Italian election unsettles markets
Yields on Italian 10-year bonds climbed the most in 14 months
Italyian government bonds slumped this morning, leading declines among securities from Europe's high-deficit nations, as the inconclusive election results triggered renewed concern that Europe's sovereign-debt crisis will intensify.
Italian 10-year yields climbed the most in 14 months as Spanish and Portuguese bonds also slid, while German bunds advanced for a fourth day.
Italy is scheduled to sell €8.75 billion euros of six-month bills today.
“There are huge moves in Italian bonds because of the uncertainty,” said Lyn Graham-Taylor, a fixed-income strategist at Rabobank International in London. “The Italian election result hasn't gone as the market anticipated. We could be in a stale-mate in Italy for a while and that's dragging all the peripheral spreads wider compared with Germany,” he said, referring to the yield difference between bunds and securities from Europe's high debt and deficit nations.

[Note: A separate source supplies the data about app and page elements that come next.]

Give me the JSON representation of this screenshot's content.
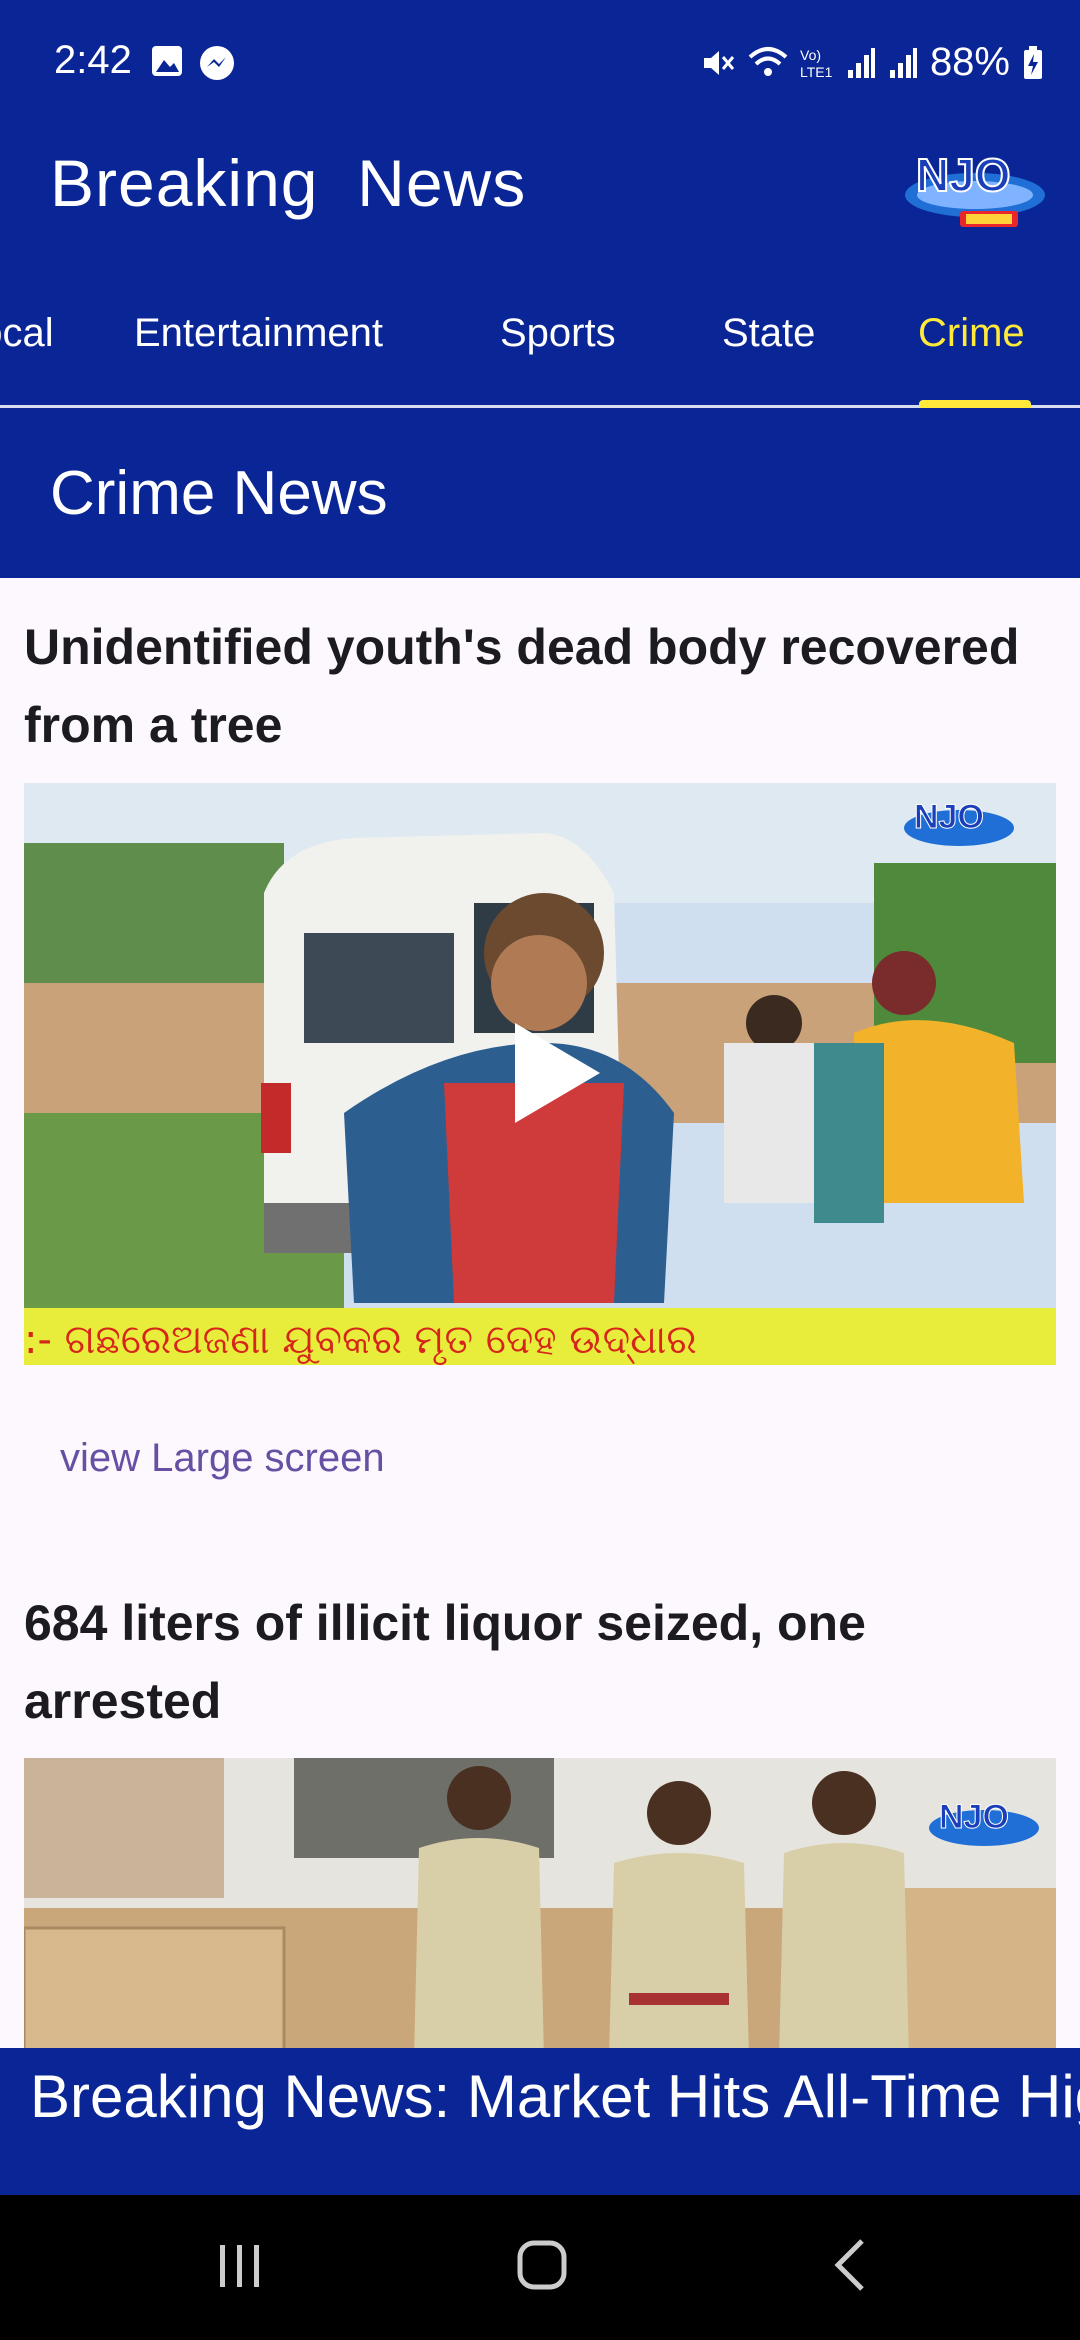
{
  "status": {
    "time": "2:42",
    "battery": "88%",
    "icons": [
      "image-icon",
      "messenger-icon",
      "mute-icon",
      "wifi-icon",
      "volte-icon",
      "signal-icon",
      "signal-icon",
      "battery-charging-icon"
    ]
  },
  "app_bar": {
    "title": "Breaking  News",
    "logo_text": "NJO"
  },
  "tabs": [
    {
      "label": "Local"
    },
    {
      "label": "Entertainment"
    },
    {
      "label": "Sports"
    },
    {
      "label": "State"
    },
    {
      "label": "Crime"
    }
  ],
  "active_tab": "Crime",
  "section": {
    "title": "Crime News"
  },
  "articles": [
    {
      "headline": "Unidentified youth's dead body recovered from a tree",
      "video_caption": ":- ଗଛରେଅଜଣା ଯୁବକର ମୃତ ଦେହ ଉଦ୍ଧାର",
      "link_label": "view Large screen"
    },
    {
      "headline": "684 liters of illicit liquor seized, one arrested"
    }
  ],
  "ticker": {
    "text": "Breaking News: Market Hits All-Time High"
  },
  "colors": {
    "primary": "#0a2595",
    "accent": "#ffea3b",
    "link": "#6750a4"
  }
}
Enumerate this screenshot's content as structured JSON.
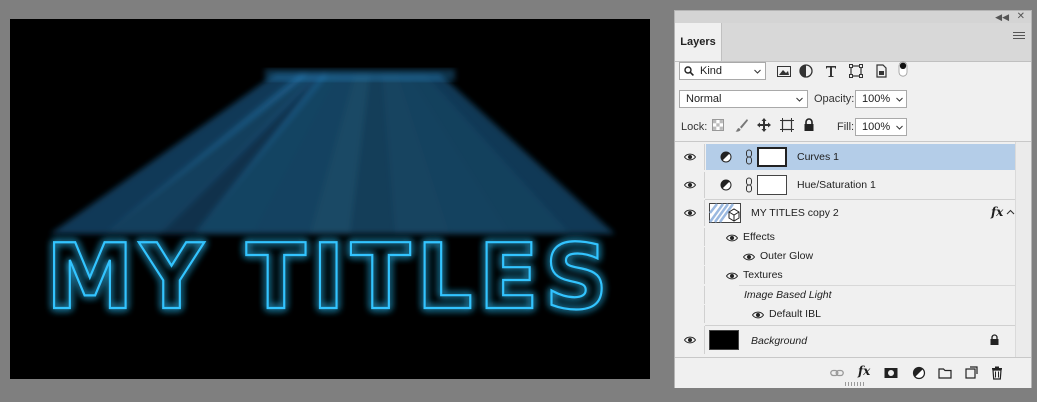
{
  "canvas": {
    "text": "MY TITLES"
  },
  "panel": {
    "tab_label": "Layers",
    "filter": {
      "kind": "Kind"
    },
    "blend_mode": "Normal",
    "opacity_label": "Opacity:",
    "opacity_value": "100%",
    "lock_label": "Lock:",
    "fill_label": "Fill:",
    "fill_value": "100%"
  },
  "layers": [
    {
      "name": "Curves 1",
      "selected": true
    },
    {
      "name": "Hue/Saturation 1"
    },
    {
      "name": "MY TITLES copy 2",
      "fx": "fx"
    },
    {
      "name": "Effects"
    },
    {
      "name": "Outer Glow"
    },
    {
      "name": "Textures"
    },
    {
      "name": "Image Based Light"
    },
    {
      "name": "Default IBL"
    },
    {
      "name": "Background"
    }
  ],
  "colors": {
    "neon": "#33c4ff",
    "selected_row": "#b4cde8",
    "panel_bg": "#f0f0f0"
  },
  "bottom_icons": [
    "link-icon",
    "fx-icon",
    "mask-icon",
    "adjustment-icon",
    "group-folder-icon",
    "new-layer-icon",
    "trash-icon"
  ]
}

Italy's 10-year yield climbed 29 basis points, or 0.29 percentage point, to 4.78 per cent as of 9:34 a.m. London time, after rising as much as 44 basis points to 4.93 per cent. That's the biggest daily increase since December 19th, 2011.
European shares also fell this morning, with bank stocks suffering most.
The pan-European FTSEurofirst 300 index fell 1.2 per cent to 1,151.76 points while the euro zone's blue-chip Euro STOXX 50 index slid 2.7 per cent to 2,581.25 points.
Italy's benchmark FTSE MIB equity index was amongst the worst hit, slumping 4 per cent, reflecting concern that its election result, which left no clear government, could hamper economic reforms and fuel its costs of borrowing.
Worries about a new flare-up in the euro zone's debt crisis fed through to the bank sector, whose lenders could be hit with new write-downs and bad debts if the region's economy weakens as a result of debt problems in countries such as Italy and Spain.
The STOXX Europe 600 Banking Index was the worst-performing European equity sector, falling 2.4 per cent as Italian banks such as Intesa and Unicredit slumped 7.5 and 7 per cent, respectively.
“There's no clear outcome in the Italian election, and the markets hate uncertainty,” said Terry Torrison, managing director at Monaco-based McLaren Securities. “You could easily see a three or four per cent sell-off in the next couple of sessions."
The euro zone debt crisis led to a sovereign bail-out of Greece and other smaller countries, but Spain has also been under pressure over a possible similar bailout. Italy has faced a battle to contain its own borrowing costs.
Spanish foreign minister Jose Manuel Garcia-Margallo said the Italian result was extremely worrying. Spain's IBEX stock market falling 2.7 per cent.
“Spain will also now come under pressure,” said Syz Asset Management's chief economist Fabrizio Quirighetti, who added that European equity markets could potentially fall some 5 per cent this week.
The fall on the Spanish and Italian stock markets was more pronounced than those of bigger, northern European markets seen as safer economies, with Germany's benchmark DAX equity outperforming bigger falls elsewhere with a 1.9 per cent decline.